═══ Input records

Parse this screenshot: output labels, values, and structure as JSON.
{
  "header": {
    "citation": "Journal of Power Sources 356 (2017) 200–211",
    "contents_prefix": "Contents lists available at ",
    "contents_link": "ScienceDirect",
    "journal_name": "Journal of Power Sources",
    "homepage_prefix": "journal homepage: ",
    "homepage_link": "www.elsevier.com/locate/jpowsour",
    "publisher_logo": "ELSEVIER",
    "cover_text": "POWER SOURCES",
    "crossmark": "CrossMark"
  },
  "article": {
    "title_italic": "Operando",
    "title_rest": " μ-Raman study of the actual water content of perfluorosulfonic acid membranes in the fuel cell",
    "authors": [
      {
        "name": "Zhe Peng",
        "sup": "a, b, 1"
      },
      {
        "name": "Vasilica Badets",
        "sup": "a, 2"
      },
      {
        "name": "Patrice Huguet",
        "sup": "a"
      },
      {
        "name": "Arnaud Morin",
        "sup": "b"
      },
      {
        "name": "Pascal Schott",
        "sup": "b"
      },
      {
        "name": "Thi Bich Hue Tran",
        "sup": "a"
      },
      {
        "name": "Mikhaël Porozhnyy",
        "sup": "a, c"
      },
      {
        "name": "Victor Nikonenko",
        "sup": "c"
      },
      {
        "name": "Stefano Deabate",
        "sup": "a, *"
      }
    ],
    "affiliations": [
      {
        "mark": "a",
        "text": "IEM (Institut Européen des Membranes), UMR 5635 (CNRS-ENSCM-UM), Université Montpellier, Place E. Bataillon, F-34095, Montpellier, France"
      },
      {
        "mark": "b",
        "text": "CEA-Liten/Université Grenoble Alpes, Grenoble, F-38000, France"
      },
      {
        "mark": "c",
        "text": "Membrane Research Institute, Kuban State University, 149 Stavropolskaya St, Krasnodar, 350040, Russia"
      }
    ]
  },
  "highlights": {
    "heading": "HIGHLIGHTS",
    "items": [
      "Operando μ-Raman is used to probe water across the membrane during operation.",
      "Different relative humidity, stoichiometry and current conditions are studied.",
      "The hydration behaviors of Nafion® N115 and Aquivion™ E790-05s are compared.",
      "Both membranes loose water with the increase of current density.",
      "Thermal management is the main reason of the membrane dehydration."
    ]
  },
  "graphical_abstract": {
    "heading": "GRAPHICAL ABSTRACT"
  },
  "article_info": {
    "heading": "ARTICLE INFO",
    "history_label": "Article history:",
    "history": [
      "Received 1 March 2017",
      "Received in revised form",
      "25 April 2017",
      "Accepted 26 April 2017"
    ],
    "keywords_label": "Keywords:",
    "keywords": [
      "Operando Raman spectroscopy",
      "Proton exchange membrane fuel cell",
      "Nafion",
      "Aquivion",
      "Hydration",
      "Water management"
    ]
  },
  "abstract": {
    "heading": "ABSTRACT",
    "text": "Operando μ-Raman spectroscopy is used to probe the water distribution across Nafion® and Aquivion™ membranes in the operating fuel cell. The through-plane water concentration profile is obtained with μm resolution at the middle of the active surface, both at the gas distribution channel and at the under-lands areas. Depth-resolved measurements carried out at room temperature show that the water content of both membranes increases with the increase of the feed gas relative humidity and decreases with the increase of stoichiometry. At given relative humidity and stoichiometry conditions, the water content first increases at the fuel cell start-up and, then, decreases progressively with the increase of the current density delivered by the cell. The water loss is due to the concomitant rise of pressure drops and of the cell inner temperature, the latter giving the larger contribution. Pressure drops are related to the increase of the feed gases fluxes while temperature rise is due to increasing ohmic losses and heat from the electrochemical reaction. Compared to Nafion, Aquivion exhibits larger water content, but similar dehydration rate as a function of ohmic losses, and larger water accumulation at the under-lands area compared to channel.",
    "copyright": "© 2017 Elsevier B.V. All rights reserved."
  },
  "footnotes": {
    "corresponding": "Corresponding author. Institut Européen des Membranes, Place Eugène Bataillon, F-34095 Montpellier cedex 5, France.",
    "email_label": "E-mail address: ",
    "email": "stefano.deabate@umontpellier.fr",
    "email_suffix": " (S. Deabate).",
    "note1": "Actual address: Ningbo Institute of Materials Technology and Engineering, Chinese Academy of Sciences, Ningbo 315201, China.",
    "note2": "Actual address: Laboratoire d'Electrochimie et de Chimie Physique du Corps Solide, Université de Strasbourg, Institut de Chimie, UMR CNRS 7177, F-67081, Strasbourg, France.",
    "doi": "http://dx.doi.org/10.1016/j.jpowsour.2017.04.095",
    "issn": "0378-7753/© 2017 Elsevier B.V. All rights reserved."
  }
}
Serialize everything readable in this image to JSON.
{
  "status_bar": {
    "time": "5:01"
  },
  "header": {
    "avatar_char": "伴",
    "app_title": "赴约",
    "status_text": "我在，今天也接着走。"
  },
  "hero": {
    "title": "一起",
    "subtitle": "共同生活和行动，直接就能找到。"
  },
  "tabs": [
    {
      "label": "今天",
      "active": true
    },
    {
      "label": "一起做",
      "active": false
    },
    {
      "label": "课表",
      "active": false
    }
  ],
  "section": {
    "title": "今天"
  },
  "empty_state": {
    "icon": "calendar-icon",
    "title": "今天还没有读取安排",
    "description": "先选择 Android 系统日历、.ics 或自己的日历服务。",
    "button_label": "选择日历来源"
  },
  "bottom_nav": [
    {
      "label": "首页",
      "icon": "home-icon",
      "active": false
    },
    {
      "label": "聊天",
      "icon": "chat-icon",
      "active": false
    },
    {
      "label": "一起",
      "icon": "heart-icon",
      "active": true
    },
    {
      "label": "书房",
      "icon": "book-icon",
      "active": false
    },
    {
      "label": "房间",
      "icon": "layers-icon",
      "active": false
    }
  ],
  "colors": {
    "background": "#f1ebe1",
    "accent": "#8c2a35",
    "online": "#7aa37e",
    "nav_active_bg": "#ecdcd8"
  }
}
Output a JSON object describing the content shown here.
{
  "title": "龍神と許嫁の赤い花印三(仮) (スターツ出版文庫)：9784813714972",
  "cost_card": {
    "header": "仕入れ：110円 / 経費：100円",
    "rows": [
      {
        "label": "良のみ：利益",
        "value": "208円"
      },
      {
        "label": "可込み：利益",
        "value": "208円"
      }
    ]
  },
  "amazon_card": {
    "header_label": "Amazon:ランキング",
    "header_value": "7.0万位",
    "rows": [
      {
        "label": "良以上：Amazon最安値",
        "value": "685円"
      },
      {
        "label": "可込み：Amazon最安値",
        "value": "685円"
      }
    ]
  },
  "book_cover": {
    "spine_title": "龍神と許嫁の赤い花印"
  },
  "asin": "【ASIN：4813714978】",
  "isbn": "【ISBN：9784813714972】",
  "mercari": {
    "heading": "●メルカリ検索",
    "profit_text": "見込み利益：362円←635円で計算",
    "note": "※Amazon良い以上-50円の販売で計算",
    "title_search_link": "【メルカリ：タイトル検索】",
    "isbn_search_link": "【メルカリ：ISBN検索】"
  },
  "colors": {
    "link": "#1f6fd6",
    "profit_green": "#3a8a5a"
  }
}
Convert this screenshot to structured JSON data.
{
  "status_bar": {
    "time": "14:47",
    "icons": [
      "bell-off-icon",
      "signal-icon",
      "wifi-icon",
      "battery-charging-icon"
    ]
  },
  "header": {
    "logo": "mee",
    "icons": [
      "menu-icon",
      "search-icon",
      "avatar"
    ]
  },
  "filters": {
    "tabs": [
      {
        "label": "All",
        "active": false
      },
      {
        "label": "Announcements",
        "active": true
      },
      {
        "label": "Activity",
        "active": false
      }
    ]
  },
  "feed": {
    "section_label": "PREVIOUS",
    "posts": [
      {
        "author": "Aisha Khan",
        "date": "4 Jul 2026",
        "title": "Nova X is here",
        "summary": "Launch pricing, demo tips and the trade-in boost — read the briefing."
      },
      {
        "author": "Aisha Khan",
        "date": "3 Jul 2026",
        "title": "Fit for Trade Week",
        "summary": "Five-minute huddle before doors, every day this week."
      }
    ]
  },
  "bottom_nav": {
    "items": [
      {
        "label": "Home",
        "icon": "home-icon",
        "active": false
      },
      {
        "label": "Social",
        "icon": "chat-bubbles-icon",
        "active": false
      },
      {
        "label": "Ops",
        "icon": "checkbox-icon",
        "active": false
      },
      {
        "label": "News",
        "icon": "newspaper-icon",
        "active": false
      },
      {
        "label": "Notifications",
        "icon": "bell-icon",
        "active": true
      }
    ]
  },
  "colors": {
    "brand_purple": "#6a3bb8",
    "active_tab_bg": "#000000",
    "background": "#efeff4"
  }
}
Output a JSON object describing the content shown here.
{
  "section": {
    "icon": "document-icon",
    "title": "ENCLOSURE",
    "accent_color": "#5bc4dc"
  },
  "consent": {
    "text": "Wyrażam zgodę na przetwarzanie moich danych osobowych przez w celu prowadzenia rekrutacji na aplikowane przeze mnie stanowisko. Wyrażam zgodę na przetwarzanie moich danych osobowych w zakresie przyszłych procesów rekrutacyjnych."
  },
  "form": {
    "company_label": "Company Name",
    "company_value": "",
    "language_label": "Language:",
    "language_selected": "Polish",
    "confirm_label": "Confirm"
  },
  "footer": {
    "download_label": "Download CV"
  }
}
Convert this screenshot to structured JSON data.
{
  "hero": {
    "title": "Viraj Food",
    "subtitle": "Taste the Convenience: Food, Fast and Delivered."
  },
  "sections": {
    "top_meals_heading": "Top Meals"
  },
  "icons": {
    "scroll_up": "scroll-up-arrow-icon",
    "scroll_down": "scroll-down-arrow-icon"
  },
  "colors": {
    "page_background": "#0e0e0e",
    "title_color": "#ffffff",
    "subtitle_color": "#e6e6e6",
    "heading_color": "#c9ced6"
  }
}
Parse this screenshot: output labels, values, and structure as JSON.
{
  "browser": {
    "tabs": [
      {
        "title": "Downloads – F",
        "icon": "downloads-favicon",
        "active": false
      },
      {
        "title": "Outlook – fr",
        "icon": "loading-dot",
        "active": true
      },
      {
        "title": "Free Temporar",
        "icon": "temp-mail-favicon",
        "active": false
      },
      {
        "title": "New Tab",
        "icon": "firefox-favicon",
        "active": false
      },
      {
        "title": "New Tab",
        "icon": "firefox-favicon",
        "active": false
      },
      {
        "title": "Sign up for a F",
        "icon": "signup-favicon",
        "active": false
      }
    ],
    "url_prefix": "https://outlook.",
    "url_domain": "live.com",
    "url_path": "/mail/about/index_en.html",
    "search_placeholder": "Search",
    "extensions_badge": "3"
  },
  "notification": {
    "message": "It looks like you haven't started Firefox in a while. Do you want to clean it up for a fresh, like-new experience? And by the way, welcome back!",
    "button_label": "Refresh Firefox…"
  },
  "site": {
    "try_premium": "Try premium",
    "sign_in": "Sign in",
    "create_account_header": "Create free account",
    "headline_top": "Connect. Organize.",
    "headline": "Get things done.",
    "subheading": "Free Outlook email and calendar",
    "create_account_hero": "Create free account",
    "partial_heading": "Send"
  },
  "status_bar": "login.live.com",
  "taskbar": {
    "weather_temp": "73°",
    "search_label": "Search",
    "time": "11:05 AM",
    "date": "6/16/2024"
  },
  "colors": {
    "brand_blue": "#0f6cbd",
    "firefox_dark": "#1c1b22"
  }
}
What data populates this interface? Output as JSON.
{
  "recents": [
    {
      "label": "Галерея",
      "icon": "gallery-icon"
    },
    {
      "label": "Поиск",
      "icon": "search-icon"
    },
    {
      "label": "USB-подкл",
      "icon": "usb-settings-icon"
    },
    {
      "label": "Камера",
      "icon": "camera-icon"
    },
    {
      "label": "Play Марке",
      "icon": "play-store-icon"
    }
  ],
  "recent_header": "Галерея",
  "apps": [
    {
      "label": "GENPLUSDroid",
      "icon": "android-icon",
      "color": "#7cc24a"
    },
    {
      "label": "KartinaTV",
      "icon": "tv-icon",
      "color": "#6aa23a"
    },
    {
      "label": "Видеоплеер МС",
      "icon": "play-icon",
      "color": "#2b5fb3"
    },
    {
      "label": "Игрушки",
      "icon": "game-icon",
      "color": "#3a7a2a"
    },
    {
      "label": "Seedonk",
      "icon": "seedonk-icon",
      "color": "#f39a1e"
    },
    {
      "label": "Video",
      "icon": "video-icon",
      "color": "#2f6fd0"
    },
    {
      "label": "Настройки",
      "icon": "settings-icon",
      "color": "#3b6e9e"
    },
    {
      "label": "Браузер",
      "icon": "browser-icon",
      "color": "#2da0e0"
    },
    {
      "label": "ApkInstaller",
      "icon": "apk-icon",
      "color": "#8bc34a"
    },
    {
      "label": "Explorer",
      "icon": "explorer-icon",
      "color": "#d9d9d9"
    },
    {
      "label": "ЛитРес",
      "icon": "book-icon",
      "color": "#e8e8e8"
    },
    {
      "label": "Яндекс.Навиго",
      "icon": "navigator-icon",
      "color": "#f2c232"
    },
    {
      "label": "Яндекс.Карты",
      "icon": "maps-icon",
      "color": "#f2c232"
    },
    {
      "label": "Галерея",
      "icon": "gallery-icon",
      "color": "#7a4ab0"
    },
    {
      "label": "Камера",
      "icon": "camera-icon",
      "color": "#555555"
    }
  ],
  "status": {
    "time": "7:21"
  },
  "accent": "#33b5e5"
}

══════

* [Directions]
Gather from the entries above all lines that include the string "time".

* [Exercise result]
    "time": "5:01"
    "time": "14:47",
    "time": "11:05 AM",
    "time": "7:21"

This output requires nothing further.